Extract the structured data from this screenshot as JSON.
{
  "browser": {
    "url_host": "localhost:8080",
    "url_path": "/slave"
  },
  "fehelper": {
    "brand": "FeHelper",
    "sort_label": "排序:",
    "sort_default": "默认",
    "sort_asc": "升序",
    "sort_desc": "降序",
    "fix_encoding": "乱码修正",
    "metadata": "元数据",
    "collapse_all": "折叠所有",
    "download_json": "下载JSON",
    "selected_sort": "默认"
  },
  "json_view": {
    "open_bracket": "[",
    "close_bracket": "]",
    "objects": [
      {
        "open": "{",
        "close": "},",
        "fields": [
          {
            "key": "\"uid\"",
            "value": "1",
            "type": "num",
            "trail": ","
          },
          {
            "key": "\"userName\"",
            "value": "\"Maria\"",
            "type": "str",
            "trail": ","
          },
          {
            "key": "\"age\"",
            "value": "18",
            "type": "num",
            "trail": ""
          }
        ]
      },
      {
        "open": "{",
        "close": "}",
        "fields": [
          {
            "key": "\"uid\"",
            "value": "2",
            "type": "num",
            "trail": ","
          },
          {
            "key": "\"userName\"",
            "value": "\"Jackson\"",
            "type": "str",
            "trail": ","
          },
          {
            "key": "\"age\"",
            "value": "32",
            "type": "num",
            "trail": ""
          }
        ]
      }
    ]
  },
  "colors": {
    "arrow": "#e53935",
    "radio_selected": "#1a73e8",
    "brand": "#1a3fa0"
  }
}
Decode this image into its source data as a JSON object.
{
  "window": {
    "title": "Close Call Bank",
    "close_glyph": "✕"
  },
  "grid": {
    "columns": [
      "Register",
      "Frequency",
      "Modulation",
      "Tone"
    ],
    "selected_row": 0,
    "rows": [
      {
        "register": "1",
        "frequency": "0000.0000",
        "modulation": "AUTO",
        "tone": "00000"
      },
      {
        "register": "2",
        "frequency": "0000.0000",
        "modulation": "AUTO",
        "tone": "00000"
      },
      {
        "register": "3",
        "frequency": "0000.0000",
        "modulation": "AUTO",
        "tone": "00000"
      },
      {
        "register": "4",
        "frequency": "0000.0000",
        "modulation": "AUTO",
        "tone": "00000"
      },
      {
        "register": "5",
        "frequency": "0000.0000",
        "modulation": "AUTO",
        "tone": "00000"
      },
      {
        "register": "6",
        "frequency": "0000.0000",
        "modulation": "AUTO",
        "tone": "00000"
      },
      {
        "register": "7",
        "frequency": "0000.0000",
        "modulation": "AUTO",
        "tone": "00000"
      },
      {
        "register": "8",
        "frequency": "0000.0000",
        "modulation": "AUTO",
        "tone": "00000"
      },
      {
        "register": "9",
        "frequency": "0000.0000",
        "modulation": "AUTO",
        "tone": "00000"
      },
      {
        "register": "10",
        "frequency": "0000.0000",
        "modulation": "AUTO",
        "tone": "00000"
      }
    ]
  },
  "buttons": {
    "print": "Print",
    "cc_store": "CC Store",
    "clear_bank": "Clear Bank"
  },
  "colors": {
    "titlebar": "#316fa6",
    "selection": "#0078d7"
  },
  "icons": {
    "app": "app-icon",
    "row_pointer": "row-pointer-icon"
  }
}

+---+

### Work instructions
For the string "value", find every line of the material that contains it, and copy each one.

### Solution for this exercise
            "value": "1",
            "value": "\"Maria\"",
            "value": "18",
            "value": "2",
            "value": "\"Jackson\"",
            "value": "32",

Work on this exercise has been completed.